Consider these inarguable and verifiable realities of our day:

  • 1 in 3 black males will go to prison compared to 1 in 17 white males.  Of the 2.3 million people who are incarcerated, 1 million are African Americans, though they are only roughly 12% of the population.  African Americans are incarcerated at a higher rate per capita than blacks who lived in South African apartheid!  By the way, there are more African American male prisoners in the US than all the inmates of India, Argentina, Lebanon, Canada, Japan, Germany, Finland, Israel, and England combined. 
  • While blacks and whites use marijuana at very similar rates, blacks are 10 times more likely to be arrested for doing so.  African Americans serve roughly as much time for a drug offense (58.7 months) as whites serve for a violent offense (61.7 months). 
  • In 2014, the median income for white families in the US was $71,300 compared to $43,300 for blacks.  This disparity doesn’t change as education increases.  For college educated whites, the median income was $106,600 while it was $82,300 for college educated blacks.  Of course, inequalities in income carry with them all sorts of ramifications, including health care discrepancies. 
  • More than 2 million people of color attend schools in which minority students compose 90% of the student body, indicating that our schools are still segregated.  The vast majority of these schools are poor.  16% of blacks drop out of school compared to 8% of white students.

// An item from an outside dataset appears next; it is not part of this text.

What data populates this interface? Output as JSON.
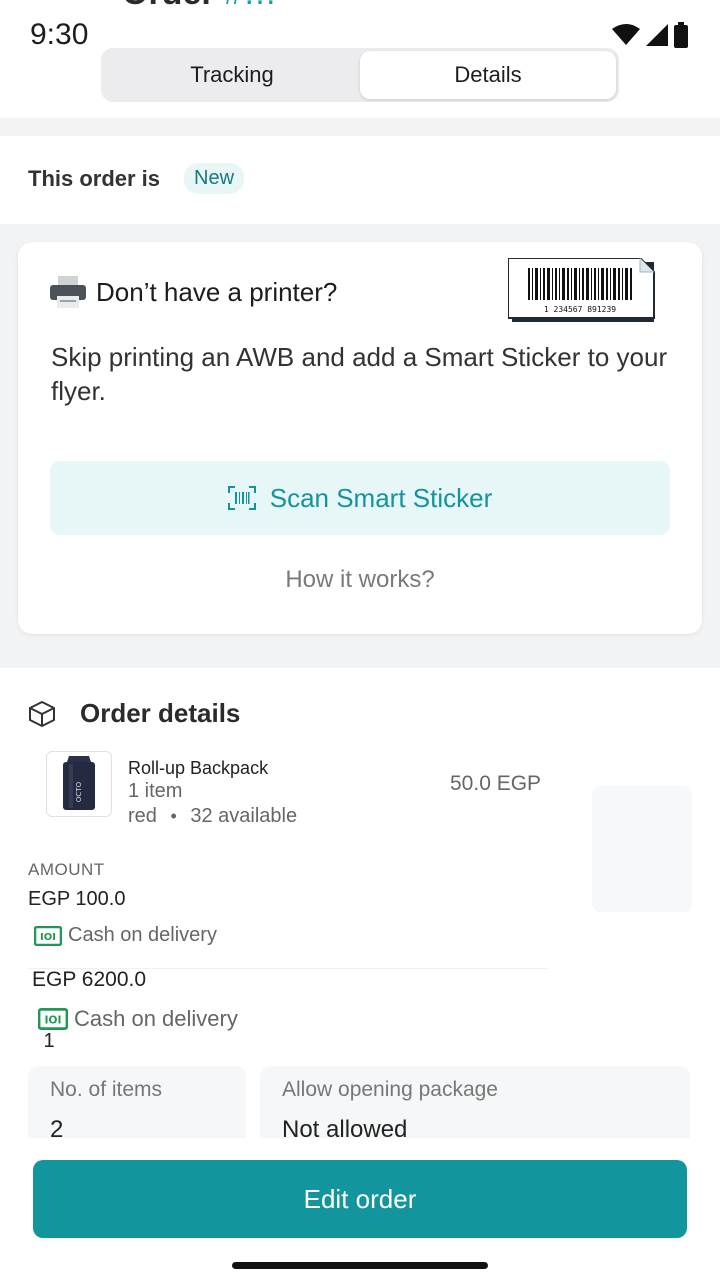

This list of factors is only the tip of the iceberg.  What this data reveals are the ways in which disparities in educational opportunities, economic prosperity, and the justice system (from the first contact with police to the final clank of the prison door) create vicious cycles of oppression for people of color.   

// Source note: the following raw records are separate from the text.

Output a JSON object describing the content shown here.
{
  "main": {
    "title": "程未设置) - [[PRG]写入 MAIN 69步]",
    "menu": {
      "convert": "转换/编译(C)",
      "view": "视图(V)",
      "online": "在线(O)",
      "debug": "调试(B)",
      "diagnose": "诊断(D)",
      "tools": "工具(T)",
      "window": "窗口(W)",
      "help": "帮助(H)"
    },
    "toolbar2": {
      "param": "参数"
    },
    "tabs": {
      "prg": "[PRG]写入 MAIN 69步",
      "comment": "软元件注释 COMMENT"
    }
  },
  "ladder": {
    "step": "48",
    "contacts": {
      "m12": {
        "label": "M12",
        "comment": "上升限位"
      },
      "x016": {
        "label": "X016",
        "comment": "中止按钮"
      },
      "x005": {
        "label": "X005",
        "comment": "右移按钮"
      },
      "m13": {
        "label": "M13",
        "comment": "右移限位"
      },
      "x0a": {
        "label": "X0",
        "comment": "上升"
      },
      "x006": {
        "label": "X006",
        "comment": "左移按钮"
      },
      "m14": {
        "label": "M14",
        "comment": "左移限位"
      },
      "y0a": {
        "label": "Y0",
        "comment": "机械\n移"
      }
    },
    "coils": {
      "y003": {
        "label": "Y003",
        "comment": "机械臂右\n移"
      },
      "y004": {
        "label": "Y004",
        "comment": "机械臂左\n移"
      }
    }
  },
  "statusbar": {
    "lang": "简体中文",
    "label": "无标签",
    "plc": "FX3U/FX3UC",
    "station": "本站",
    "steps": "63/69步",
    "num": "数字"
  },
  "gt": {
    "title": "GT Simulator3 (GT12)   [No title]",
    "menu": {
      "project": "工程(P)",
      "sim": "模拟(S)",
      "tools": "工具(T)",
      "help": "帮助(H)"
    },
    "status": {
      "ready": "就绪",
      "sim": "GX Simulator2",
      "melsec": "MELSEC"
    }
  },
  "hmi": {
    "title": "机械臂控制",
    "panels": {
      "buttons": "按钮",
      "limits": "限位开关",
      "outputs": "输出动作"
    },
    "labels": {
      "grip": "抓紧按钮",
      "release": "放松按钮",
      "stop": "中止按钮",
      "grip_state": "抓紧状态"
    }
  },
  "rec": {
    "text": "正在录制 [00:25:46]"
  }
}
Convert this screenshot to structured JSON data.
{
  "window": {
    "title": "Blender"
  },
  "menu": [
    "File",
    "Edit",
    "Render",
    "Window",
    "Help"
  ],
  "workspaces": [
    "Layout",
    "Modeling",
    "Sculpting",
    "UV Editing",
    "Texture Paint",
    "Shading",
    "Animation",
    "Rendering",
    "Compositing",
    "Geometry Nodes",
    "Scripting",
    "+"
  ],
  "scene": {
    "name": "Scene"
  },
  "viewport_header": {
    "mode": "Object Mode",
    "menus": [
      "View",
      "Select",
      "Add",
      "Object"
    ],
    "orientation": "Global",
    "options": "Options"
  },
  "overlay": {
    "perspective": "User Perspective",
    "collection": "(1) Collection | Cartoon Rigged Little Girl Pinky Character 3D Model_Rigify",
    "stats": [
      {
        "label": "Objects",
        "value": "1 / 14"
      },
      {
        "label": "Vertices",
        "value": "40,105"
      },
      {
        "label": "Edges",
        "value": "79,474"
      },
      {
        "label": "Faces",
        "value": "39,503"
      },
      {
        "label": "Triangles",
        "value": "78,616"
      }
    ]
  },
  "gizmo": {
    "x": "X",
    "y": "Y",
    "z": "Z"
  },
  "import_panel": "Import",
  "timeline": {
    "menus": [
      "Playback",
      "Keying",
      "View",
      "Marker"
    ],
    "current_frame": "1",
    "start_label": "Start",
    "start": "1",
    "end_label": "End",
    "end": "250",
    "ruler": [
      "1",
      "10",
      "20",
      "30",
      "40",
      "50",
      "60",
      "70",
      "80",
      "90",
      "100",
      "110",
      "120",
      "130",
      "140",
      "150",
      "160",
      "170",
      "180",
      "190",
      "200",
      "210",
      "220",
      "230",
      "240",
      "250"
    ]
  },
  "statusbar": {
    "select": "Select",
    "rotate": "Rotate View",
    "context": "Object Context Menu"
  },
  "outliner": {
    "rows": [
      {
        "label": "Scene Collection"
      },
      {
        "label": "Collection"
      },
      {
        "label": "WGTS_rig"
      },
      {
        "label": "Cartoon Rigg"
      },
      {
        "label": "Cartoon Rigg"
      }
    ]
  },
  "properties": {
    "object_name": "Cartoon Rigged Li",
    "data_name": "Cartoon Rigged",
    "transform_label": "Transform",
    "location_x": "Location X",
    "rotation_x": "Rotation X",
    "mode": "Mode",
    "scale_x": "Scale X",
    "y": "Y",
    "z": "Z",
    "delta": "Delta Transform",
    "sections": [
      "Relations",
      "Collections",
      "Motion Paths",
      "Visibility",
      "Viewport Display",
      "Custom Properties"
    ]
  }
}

To be sure, many whites place the blame on the black community, forgetting the sinister history that preceded us and continues to shape our society.  We do not all begin at the same starting line.  One of the ways we prevent having to repent of our sins is to develop the sort of amnesia that can’t remember them.  You can’t repent of what you refuse to remember.  You can’t denounce that which you deny exists. 

Some whites continue to pretend as if racism is a thing of the past.  After all, we don’t usually see evil people explicitly treating racial minorities in disparaging ways.  However, this fails to address the systemic racism that continues to plague us.  When the deck is stacked against you, the attitude of the dealer doesn’t matter much.  The systems of our day have been shaped by centuries of shameful oppression, violence, and neglect.  Our racism is not so much personal, as it is systemic.  When your systems are racially unjust, your racism need not be overt.  All we need to do…is nothing at all.  All we need to say…is nothing at all.  We can be polite.  We can be friendly.  We can be kind.  But if we refuse to live with some just intentionality, our systems will continue to do our racism for us.

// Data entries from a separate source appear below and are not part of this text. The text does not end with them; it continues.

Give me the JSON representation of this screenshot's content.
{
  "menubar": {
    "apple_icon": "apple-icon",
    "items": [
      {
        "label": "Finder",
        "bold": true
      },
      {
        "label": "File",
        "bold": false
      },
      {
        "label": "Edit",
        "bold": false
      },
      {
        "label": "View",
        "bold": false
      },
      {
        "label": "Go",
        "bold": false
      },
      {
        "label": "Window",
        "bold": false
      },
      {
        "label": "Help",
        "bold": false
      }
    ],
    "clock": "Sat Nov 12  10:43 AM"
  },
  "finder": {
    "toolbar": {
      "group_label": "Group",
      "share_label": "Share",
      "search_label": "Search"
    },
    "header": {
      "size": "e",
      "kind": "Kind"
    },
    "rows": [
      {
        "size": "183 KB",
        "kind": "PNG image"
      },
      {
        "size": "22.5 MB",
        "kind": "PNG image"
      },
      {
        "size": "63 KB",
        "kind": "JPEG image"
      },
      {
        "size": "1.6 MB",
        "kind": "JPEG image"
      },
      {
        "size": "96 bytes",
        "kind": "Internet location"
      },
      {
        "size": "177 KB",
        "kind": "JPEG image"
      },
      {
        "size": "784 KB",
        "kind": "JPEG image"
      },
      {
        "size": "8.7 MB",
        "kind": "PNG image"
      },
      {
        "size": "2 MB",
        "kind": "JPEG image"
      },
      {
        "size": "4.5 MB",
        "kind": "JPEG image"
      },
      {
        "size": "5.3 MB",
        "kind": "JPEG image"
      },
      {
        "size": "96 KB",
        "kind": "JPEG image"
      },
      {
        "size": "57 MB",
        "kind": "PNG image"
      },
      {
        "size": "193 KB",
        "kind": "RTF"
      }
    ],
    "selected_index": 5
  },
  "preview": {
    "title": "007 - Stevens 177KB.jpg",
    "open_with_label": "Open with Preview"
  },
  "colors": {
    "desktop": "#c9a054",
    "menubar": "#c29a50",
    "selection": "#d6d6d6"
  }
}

And part of our privilege as white people is the freedom to speak up…or not…because remaining silent has no tangible impact upon our lives.  Doing nothing is a choice we have because we sit in a culturally privileged position. The question for us is what we will do with that position.  Will we listen to people of color- who know much more about racism than white folks because they live with its effects constantly- for potential solutions?  Will we turn a blind eye towards the realities that confront us?  Will we stand in solidarity with our brothers and sisters of color?   Will we live into the full implications of the faith we proclaim?

The good news, amidst all the bad, is that while racism is both personal and systemic, so is the gospel of Jesus Christ.  At one and the same time, it addresses the depths of our souls and the breadth of our systems.  It is what liberates those who are weighed down by oppression and those who are constrained by their guilt.  It is what sets all people on equal footing.  It is what invites us to live into God’s grand future.

From my vantage point, Jesus is our only hope in disentangling the ways of Francis from the ways of Forrest.  He is the very one- and the only one- who can save us.

 

 

 

 

Rev. Preston Clegg, D.Min.
Senior Pastor
Second Baptist Church, Little Rock
Resides in Little Rock